Journalism is printing what someone else does not want published; everything else is public relations.
– Unknown member of The Fourth Estate
By The Editorial Board
Two issues ago we reported on the new Coraopolis council member appointed to the board and the charges by a candidate who applied for and did not get the position that cronyism was involved.
We spoke to the two candidates, Olesia Johnston who was denied the job, and the man who got it, Mark Scholl. He said he was approached by a friend to take the position and was demonstrably less engaged in the process, as he wouldn't have taken it otherwise. Scholl resigned his position on Aug. 9 and a candidate named Joseph Szabat, who apparently was not one of the original candidates to apply, was appointed.
Why are we rehashing this story here on the editorial page?
Because a council member sent us an impassioned letter about the reasons the body made its decision and defended the choice. We hoped to make space for it here because that's where discourse of that type should be taking place – in a public forum.
Newspapers are supposed to be a public forum.
This idea has been lost somewhat with the advent of the internet where public opinion can occur without gatekeeping from an editorial board and with the loss of so many newspaper and news-gathering jobs as a whole.
Like a public meeting, the newspaper is also a space where these types of decisions should be discussed and understood by our leaders and the public at large. We were genuinely excited that the story had sparked interest because oftentimes it feels like some of the pieces we write sink into oblivion or hardly make an impact.
As you can see, that letter isn't being published on our pages. The person who sent it demanded that it not be published, which led us to wonder why they'd bothered to send it in the first place.
Then it became clear. The author of the letter was asking that our staff reporter be “reassigned” from coverage of Coraopolis because of the story. Particularly, the author of the letter was offended by the use of the word “cronyism,” even though the accusation was thrown around at a public meeting which was recorded and televised.
This request, to stop the attempts of a thorough reporter from uncovering information, further illustrates the problem residents have had with decisions made for them by their council.

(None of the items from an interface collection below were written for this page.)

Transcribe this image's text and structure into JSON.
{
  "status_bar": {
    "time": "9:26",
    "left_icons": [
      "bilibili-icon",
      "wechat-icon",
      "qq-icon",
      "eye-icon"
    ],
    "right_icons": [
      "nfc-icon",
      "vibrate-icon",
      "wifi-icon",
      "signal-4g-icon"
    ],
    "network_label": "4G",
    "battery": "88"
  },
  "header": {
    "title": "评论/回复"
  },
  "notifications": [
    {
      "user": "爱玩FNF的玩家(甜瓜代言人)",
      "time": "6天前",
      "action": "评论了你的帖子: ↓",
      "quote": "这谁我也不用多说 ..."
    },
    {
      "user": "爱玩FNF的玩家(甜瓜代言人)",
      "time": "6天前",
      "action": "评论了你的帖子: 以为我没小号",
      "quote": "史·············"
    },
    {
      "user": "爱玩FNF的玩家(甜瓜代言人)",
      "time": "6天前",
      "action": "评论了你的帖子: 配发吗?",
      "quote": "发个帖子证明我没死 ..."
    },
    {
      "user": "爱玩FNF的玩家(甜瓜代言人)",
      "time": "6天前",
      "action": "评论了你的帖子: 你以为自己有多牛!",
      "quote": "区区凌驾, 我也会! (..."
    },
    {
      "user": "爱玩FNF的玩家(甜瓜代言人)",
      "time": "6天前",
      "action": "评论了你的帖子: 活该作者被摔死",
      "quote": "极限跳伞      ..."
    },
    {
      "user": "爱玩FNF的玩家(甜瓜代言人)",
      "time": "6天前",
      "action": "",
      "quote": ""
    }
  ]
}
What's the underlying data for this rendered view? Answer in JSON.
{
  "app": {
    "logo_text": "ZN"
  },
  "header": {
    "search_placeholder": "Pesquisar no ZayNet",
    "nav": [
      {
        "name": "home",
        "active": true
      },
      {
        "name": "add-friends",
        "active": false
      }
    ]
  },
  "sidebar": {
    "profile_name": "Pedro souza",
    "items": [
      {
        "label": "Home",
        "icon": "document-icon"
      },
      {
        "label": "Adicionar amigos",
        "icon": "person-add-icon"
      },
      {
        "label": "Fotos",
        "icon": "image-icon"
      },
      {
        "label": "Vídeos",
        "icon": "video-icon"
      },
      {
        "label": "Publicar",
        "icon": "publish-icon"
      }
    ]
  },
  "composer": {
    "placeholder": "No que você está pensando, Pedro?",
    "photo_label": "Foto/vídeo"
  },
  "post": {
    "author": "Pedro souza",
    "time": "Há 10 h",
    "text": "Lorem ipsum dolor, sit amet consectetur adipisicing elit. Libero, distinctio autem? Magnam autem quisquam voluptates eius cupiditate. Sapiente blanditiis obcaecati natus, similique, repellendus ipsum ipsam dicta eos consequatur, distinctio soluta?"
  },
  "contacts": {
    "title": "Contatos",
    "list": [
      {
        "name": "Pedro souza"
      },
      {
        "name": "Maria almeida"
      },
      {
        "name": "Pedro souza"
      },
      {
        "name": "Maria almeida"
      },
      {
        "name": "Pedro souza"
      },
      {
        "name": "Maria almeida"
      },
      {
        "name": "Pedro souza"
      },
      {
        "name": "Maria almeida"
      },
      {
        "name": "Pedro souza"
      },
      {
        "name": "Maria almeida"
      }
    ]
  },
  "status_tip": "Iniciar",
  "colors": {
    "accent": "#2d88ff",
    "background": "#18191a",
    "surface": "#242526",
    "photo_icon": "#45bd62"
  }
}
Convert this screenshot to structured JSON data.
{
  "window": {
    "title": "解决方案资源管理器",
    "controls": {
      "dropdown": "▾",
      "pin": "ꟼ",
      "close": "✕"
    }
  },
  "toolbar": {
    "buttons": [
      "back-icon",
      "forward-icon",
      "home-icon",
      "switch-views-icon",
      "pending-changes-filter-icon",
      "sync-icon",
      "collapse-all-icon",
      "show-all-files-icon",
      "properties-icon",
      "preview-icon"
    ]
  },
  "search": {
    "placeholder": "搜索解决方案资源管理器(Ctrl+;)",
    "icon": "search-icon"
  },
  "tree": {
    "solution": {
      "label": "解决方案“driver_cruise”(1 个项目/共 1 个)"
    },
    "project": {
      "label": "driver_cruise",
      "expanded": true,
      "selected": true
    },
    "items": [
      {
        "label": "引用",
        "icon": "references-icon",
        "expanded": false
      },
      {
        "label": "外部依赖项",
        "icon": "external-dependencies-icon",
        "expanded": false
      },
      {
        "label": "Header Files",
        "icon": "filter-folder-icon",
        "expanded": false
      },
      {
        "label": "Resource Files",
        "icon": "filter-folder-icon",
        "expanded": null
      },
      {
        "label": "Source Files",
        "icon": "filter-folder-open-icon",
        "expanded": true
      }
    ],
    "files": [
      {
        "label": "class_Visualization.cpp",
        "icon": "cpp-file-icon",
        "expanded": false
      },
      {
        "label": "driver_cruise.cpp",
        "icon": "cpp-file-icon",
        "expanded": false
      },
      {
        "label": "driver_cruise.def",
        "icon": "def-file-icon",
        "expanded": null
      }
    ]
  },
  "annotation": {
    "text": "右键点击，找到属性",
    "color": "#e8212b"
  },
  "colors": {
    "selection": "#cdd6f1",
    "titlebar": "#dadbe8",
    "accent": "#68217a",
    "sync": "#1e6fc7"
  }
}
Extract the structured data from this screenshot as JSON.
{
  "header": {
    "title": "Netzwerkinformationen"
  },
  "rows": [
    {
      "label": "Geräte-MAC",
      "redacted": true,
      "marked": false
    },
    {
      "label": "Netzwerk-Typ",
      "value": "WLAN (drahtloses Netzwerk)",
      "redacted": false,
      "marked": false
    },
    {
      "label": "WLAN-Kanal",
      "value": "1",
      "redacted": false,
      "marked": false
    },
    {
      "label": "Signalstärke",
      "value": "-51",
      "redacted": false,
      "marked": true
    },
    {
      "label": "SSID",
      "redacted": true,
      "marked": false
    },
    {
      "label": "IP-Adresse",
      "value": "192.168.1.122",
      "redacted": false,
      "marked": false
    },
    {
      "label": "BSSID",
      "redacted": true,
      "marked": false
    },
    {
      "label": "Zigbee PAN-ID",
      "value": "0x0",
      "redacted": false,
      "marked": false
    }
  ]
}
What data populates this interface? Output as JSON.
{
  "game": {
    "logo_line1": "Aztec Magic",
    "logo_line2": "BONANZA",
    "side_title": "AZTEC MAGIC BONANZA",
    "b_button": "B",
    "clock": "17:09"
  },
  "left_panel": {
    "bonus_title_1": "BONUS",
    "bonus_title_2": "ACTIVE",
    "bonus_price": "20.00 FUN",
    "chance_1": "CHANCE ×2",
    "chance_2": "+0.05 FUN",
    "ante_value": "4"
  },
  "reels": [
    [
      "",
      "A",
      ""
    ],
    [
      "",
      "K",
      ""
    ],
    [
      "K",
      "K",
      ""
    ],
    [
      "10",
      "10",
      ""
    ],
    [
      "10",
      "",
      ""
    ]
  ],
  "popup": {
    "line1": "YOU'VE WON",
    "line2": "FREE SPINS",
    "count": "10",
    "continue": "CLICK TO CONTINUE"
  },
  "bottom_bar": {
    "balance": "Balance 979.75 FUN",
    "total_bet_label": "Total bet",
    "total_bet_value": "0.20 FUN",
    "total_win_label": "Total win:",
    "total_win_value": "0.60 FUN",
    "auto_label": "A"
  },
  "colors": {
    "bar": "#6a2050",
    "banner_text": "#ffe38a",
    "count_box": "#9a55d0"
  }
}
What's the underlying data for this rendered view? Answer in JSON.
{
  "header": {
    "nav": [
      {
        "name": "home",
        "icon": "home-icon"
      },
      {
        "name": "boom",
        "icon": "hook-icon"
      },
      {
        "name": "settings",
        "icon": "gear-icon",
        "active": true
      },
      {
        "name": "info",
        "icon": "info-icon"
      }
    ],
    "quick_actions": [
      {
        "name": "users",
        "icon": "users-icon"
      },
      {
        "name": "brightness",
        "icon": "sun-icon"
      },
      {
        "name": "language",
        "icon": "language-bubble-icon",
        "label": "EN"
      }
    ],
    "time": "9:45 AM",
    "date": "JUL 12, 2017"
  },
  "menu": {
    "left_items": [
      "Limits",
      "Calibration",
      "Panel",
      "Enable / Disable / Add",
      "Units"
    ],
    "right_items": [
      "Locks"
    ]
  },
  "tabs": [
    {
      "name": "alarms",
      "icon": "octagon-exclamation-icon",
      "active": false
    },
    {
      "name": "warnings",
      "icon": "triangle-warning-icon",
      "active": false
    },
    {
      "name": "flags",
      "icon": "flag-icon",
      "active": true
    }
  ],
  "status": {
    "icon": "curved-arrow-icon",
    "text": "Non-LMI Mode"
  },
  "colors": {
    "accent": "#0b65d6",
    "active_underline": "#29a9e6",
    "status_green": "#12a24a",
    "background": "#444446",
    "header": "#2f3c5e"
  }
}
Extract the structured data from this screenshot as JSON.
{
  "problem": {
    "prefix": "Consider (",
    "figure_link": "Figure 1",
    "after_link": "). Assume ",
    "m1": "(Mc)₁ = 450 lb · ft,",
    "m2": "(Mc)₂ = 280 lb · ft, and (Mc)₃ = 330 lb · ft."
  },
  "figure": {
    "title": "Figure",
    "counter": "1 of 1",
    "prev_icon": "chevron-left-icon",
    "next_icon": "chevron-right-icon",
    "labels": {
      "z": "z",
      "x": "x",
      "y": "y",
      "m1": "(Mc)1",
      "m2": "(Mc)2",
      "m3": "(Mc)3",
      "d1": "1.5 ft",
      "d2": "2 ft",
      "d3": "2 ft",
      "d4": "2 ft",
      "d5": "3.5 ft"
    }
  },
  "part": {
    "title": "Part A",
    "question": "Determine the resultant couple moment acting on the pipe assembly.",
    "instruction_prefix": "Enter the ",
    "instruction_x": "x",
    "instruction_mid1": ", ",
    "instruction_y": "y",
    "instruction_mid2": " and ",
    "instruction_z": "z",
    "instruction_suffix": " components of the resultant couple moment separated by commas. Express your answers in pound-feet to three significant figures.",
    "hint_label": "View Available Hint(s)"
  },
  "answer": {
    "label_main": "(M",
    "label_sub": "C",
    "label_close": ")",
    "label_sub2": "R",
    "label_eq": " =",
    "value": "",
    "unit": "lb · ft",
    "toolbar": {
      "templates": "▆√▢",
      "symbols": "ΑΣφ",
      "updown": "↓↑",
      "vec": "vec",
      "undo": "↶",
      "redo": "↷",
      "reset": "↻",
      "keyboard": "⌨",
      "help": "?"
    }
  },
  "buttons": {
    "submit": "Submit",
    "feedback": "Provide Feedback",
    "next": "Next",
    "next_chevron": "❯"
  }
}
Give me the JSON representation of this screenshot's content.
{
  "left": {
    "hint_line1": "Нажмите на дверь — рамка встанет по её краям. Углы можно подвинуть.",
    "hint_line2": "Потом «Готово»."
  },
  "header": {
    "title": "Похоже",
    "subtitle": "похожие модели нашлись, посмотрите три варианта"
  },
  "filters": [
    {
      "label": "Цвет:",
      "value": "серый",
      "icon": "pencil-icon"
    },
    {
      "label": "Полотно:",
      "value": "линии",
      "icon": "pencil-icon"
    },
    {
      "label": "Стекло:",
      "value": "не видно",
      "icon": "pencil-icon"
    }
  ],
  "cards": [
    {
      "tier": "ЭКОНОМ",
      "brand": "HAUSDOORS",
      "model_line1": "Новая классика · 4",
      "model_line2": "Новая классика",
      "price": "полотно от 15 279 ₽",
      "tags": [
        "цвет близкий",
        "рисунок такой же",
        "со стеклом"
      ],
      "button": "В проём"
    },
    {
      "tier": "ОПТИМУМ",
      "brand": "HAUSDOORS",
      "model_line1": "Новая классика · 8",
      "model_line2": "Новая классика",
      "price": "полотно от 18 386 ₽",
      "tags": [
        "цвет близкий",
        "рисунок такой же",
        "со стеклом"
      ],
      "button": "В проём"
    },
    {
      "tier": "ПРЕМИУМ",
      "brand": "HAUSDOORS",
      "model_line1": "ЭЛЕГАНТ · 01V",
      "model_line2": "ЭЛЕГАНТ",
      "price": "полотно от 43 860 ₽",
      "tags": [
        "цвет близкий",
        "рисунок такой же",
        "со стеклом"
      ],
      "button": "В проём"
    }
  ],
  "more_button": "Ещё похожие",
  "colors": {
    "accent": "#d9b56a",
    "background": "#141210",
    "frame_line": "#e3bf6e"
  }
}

There was a distinct lack of transparency in the way the new member of council was chosen. Only his name was read aloud at the meeting. Only after asking a few questions did we establish there were actually three candidates for the job. Seemingly, only one person was considered. And with the newest addition to the council replacing Scholl, we know even less about the situation, as council members have decided not to share information anymore.
The solicitor and manager have stated that this process is appropriate for the situation. However, revealing the process to the public would immediately garner more trust. Other local municipalities discuss or publicly include letters of intent from potential council members in meetings. If there were three candidates, the council could have stated their names. Scholl was highly qualified–his qualifications could have been judged against the others.
It would have made more sense to publicly discuss the merits of these candidates in order to implicitly refute charges of favoritism or cronyism. If they'd shown the public that type of respect, then perhaps Johnston's words would have lost their potency. Instead, we have a rinse-and-repeat situation with the new candidate.
While pointing out the obvious, let us say one more thing. Olesia Johnston is a woman. The people sought out for this job are both men. There is only one woman serving in Coraopolis right now. The members of that body could have easily made their council more diverse with Johnston’s appointment but chose not to. Gender shouldn’t be the sole factor of determination, of course, but when a board is as unrepresentative of the population as this one, it’s something to consider.
In this letter you are not allowed to read, we were informed our reporter’s actions caused leadership in Coraopolis to lose respect for her and no one in Coraopolis leadership thinks she has their best interests at heart. If you ever doubt the importance of newspapers, remember your politicians don't.
The truth is, journalists should not be promoting the “best interests” of any leadership. That’s the job of a public relations person. Our job is to gather information so the public has the best chance of understanding what is happening in their governments and lives. On our editorial page, we advocate for the community as a whole – not the small group of people in power.
That’s our stake in this situation, and we take it very seriously.